Australia needs to speed up its shift to electric vehicles, UNSW experts say.
Emissions from road transport account for 10 per cent of global emissions – and that number is rising faster than any other sector, as highlighted in the latest Global EV Outlook report.
This month, governmental delegates from around the world will meet in Glasgow as part of the United Nations’ 26th annual climate change summit, the Conference of the Parties (COP26). Countries are asked to bring ambitious targets to deliver on carbon-reducing initiatives including the switch to electric vehicles (EV).
Developed nations around the world, including the United Kingdom and Canada, have already pledged to phase out sales or registrations of new internal combustion engine cars by a certain date – but Australia has not.
Nowhere near the finish line
Despite being one of the world’s leaders in renewable energy research and innovation, Australia’s vehicle emission standard is still based on the European Emission Standard five, which is now over a decade old. More than 80 per cent of the global car market now follows ‘Euro six’ vehicle emission standards, including Europe, the United States, Japan, Korea, China, India and Mexico.
Beyond the failure to reduce regional air pollution, Australian standards have also fallen behind in mandating fuel efficiency and hence lowering greenhouse emissions. Cleaner and more fuel efficient internal combustion engine cars can assist in reducing both local air pollution and greenhouse gas emissions.
So how can Australia commit to zero emission vehicle goals if it’s behind on global vehicle emission standards?
Associate Professor Iain MacGill, Joint Director of UNSW Collaboration on Energy and Environmental Markets, says despite Australia’s move to support clean electricity initiatives, it hasn’t made a serious effort to address transport related emissions.
“The transport sector is one of the continuing growth areas of Australia’s emissions profile,” he says.
“However, we’ve seen so many petrol-fuelled sports utility vehicles and twin cab utes being purchased that it seems likely that the average fuel efficiency of Australian cars is going backwards.
“We are actually making progress on cleaning up electricity, but really struggling with transport emissions, which continue to climb.”
European countries, such as Iceland, Norway and Sweden, have all pledged to phase out the sales or registration of internal combustion engine cars. Image: UKCOP26.ORG

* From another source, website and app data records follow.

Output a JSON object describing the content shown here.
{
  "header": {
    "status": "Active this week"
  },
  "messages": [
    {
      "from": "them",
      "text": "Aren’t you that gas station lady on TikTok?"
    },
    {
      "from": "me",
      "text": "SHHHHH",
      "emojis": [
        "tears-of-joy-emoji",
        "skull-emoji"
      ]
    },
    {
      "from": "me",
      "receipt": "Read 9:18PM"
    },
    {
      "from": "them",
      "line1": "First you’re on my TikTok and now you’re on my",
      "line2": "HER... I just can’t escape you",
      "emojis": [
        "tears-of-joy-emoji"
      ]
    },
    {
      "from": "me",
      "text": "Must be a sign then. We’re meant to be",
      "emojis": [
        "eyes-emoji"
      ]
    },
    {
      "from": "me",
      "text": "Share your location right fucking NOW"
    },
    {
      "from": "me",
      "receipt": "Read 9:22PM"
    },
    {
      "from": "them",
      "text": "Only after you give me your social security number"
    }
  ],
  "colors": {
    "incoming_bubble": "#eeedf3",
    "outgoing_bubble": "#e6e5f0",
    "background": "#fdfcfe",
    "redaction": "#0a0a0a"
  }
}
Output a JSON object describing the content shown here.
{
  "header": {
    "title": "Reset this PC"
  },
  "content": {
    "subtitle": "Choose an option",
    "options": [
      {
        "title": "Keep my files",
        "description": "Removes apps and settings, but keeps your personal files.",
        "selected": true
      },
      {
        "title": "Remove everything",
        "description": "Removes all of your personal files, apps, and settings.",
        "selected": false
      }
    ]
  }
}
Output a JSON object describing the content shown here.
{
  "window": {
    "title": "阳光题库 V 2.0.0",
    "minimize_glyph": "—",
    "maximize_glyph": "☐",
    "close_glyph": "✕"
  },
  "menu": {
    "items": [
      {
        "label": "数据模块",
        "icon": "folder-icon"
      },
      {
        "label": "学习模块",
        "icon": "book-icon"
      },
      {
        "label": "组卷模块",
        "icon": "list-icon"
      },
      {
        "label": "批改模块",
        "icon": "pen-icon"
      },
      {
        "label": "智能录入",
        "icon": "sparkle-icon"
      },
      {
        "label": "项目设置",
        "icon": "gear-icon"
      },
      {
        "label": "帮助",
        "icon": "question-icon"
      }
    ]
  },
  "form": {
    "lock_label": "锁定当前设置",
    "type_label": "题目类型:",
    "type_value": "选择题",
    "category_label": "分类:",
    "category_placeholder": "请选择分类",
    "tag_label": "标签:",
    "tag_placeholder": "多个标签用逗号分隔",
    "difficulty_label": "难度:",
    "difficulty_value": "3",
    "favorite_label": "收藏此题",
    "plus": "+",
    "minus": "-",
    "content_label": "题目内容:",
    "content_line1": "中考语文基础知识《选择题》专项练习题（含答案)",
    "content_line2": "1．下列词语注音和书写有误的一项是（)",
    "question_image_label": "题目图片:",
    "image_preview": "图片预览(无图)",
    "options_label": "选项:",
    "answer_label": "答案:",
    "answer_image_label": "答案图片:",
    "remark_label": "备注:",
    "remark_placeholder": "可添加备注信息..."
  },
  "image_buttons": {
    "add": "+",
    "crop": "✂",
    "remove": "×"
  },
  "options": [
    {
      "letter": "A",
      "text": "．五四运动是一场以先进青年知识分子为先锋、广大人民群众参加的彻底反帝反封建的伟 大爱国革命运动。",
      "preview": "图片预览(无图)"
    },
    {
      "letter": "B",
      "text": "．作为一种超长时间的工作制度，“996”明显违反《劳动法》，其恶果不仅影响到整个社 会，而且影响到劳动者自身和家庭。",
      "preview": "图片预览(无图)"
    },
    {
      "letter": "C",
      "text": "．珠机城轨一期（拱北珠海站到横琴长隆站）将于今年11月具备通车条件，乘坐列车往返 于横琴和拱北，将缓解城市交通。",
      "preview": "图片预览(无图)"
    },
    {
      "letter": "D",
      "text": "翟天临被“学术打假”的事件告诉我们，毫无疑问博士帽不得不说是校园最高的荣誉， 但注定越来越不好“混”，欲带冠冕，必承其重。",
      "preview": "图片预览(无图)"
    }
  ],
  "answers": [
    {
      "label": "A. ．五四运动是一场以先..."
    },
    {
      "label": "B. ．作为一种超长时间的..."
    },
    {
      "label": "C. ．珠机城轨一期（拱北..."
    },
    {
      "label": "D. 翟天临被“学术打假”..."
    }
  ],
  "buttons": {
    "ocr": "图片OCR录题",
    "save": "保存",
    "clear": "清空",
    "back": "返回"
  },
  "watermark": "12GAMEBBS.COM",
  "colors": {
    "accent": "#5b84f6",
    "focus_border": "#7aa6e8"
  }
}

Chicken and eff debate
The pathway to zero emission transport almost certainly requires electric vehicles fuelled by zero emission electricity. Last year, less than one per cent of new cars bought in Australia were EVs. That compares with more than four per cent globally, almost six per cent in China and nearly 75 per cent in Norway.
Renewable energy expert, Associate Professor Anna Bruce from UNSW School of Photovoltaics and Renewable Energy Resources, says the absence of clear Government policy is the biggest reason why Australia is lagging in the transition to EVs – making it difficult for manufacturers to focus on serving the Australian market.
“The catalogue of EVs available to Australian drivers is very limited because we don’t really have a clear policy on it. This discourages car manufacturers from investing in producing left-hand drive versions of vehicles that are already available overseas,” she says.
“It’s also difficult to import second-hand vehicles into the country and on top of that, there are additional road taxes for EV owners. So, it’s roadblocks like these that are impeding the adoption of EVs in Australia.
“It’s like the chicken and egg dilemma – but without proper policy and regulation, then demand for EVs will remain low.”
The same can be said about the network of EV charging infrastructure, says A/Prof. MacGill.
“Why should Australia invest in more charging stations if there are little EV sales? At the same time, why would drivers buy an EV if they’re concerned about the lack of charging stations?” he says.
“Australia’s an interesting mix in that we’re highly urbanised – so we take the view that our car should get us around town for 51 weeks of the year. But for the other week, we might want to drive all the way to another state.
“In most cases, nearly all the charging happens at home anyway but it’s for those special occasions where we need to drive long distances.
“The charging network can satisfy the number of current EVs but if that number were to double overnight, there will be challenges and we’ll need to rollout more infrastructure to support demand.”
UNSW PhD candidate Katelyn Purnell, whose research thesis explores electric vehicles and electricity grid modelling and planning, says we need to think bigger if Australia wants to meet its Paris Agreement commitments.
“While private vehicles make up a majority of transport use, there is a huge opportunity to electrify the entire transport network including bicycles, buses, taxis and rideshare and even ferries,” she says.
“Cross modality transport is an important factor in reducing emissions because people are moving around differently – so policy discussions shouldn’t be limited to just motor vehicles.”
The road ahead
There’s a lot to learn from how other countries have successfully adopted EVs.
If Australia wants to get serious about reducing emissions from transport, then it needs to start with a cohesive and holistic approach from both the State and Federal Government, says Purnell.
“If we look at Norway, they went with a portfolio method when introducing policy. Beyond initiatives such as reducing upfront capital costs, subsidies, or access to special lanes, they signalled to the market that they were serious about this and there was no going back.”